Aim of the task
Every entry must be repeated exactly in the answer.
----- Task material -----
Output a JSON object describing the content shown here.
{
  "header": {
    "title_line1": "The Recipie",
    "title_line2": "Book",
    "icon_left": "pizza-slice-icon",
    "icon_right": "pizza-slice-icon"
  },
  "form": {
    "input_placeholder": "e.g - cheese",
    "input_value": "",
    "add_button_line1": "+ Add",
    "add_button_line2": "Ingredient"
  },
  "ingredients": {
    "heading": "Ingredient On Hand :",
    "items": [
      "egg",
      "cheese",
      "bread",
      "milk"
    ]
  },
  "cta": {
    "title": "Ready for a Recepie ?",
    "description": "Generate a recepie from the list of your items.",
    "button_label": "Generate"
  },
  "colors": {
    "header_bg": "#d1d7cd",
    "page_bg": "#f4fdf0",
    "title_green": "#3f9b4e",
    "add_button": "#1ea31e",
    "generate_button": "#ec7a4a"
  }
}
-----
Solution
Output a JSON object describing the content shown here.
{
  "header": {
    "title_line1": "The Recipie",
    "title_line2": "Book",
    "icon_left": "pizza-slice-icon",
    "icon_right": "pizza-slice-icon"
  },
  "form": {
    "input_placeholder": "e.g - cheese",
    "input_value": "",
    "add_button_line1": "+ Add",
    "add_button_line2": "Ingredient"
  },
  "ingredients": {
    "heading": "Ingredient On Hand :",
    "items": [
      "egg",
      "cheese",
      "bread",
      "milk"
    ]
  },
  "cta": {
    "title": "Ready for a Recepie ?",
    "description": "Generate a recepie from the list of your items.",
    "button_label": "Generate"
  },
  "colors": {
    "header_bg": "#d1d7cd",
    "page_bg": "#f4fdf0",
    "title_green": "#3f9b4e",
    "add_button": "#1ea31e",
    "generate_button": "#ec7a4a"
  }
}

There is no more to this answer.